He saw a pair of eyes first, one lone wolf, the leader. It edged its way towards Mac, not at all afraid of the fire. They were normally weary of fire, but the smell of blood was too enticing. It triggered their instinct of an easy kill. The wounded was by far their choice to kill. It was not just their way, but also nature’s way.
Then he saw four other wolves moving in behind the leader, tails low, their bodies creeping slowly but inexorably behind their leader and towards Mac. He pulled a junk of wood from the fire, holding tight the end that had yet to catch fire. He moved it in front of him, the only sword he had at his disposal, save for the small knife, which would have limited use against five wolves, if any use at all.
He would take down at least one of them. They could have him for supper but there would be one less doing the eating.
The leader wolf gave a growl and started forward. The other four leaped into the air and moved in for the kill.
From behind him, Mac heard the low guttural growl of another wolf. They had completely encircled him. He had not even noticed the ones at his back. They were indeed going to eat well tonight.
The leader from the pack in front of him took its killing leap, its jaws open. Mac raised his only weapon to serve up what he could.
As it did, a flurry of feet and fur flew over his head from behind. Four wolves hit the leader almost at one. The leader stopped dead in the air and went down. Growls and tearing sundered in the night.
It was over before it started.
The other four wolves who had followed the leader turned and ran.
The four wolves that had flown over Mac’s back stood with their backs to him and the fire. Their heads were low in preparation for any further attack from the other pack.
Blood stained their maws.
The Big Grey began a howl, and then the pack of four howled into the night. They gave their message that they had claimed the territory.
The Big Grey who had first hit the leader of the other pack stopped howling, turned and looked at Mac. Mac could only stare. He placed the junk of wood back on the fire.
Then the memory returned. He had been hunting some time ago when he came across a wolf den. Wolves stayed hidden in the day and move mostly at night. But there, outside the den, were four cubs, frolicking in the sun. Their mother should have at least come and given a warning to his approach. He looked about cautiously and saw beside a rock almost hidden, the mother wolf; the mother had a long open wound along her side as if gored by some horned animal, perhaps in her last attempt to get food.
The pups would die here. Mac took all four in his backpack and carried them back to his farm where he fed them until a few months later he again set them free back at the place he had found them. At first, they had tried to follow him back, but he finally left them with enough meat to chew on, that they ignored his escape. He never saw them again and could only hope they had survived.
And here they were. The Big Grey moved forward slowly and put his muzzle against Mac’s chest. The Big Grey rubbed his head and so placed his scent upon the man that was his—the man who had cared for him just two summers ago.
All four sat on guard until the dawn as Mac slept deeply beside the fire.

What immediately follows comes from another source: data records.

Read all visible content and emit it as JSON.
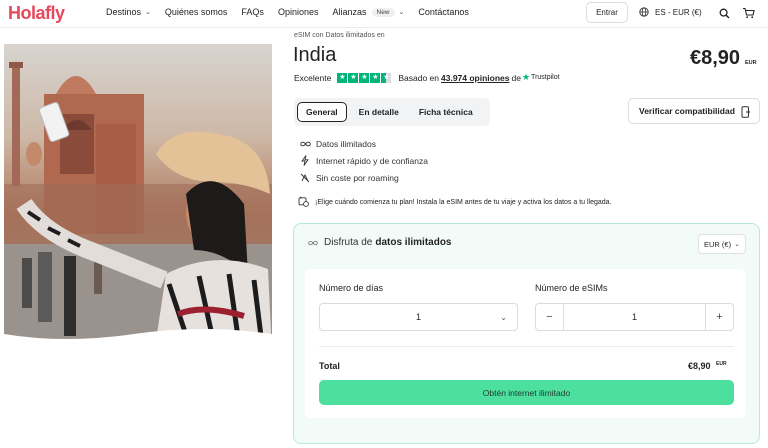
{
  "header": {
    "logo": "Holafly",
    "nav": [
      {
        "label": "Destinos"
      },
      {
        "label": "Quiénes somos"
      },
      {
        "label": "FAQs"
      },
      {
        "label": "Opiniones"
      },
      {
        "label": "Alianzas",
        "badge": "New"
      },
      {
        "label": "Contáctanos"
      }
    ],
    "login_label": "Entrar",
    "language": "ES - EUR (€)",
    "icons": [
      "globe-icon",
      "search-icon",
      "cart-icon"
    ]
  },
  "product": {
    "subtitle": "eSIM con Datos ilimitados en",
    "country": "India",
    "price": "€8,90",
    "price_currency": "EUR",
    "rating_word": "Excelente",
    "rating_stars": 4.5,
    "reviews_prefix": "Basado en",
    "reviews_count": "43.974 opiniones",
    "reviews_suffix": "de",
    "trustpilot": "Trustpilot"
  },
  "tabs": [
    {
      "label": "General",
      "active": true
    },
    {
      "label": "En detalle",
      "active": false
    },
    {
      "label": "Ficha técnica",
      "active": false
    }
  ],
  "verify_label": "Verificar compatibilidad",
  "features": [
    {
      "icon": "infinity-icon",
      "text": "Datos ilimitados"
    },
    {
      "icon": "lightning-icon",
      "text": "Internet rápido y de confianza"
    },
    {
      "icon": "no-roaming-icon",
      "text": "Sin coste por roaming"
    }
  ],
  "notice": "¡Elige cuándo comienza tu plan! Instala la eSIM antes de tu viaje y activa los datos a tu llegada.",
  "panel": {
    "prefix": "Disfruta de",
    "highlight": "datos ilimitados",
    "currency_select": "EUR (€)",
    "days_label": "Número de días",
    "days_value": "1",
    "esims_label": "Número de eSIMs",
    "esims_value": "1",
    "minus": "−",
    "plus": "+",
    "total_label": "Total",
    "total_price": "€8,90",
    "total_currency": "EUR",
    "cta": "Obtén internet ilimitado"
  },
  "colors": {
    "brand": "#e6485c",
    "trustpilot_green": "#00b67a",
    "cta_green": "#4cdf9e",
    "panel_bg": "#f2fbf8",
    "panel_border": "#b7ead8"
  }
}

He awoke and with the pack flanking his every move he struggled to his farm, where they howled a final farewell and disappeared into the forest.
Mac never saw his pack of wolves again, but every time he heard the distant howling in the night, he gave up a smile and a thank you, and allowed himself to witness one more time the kinship.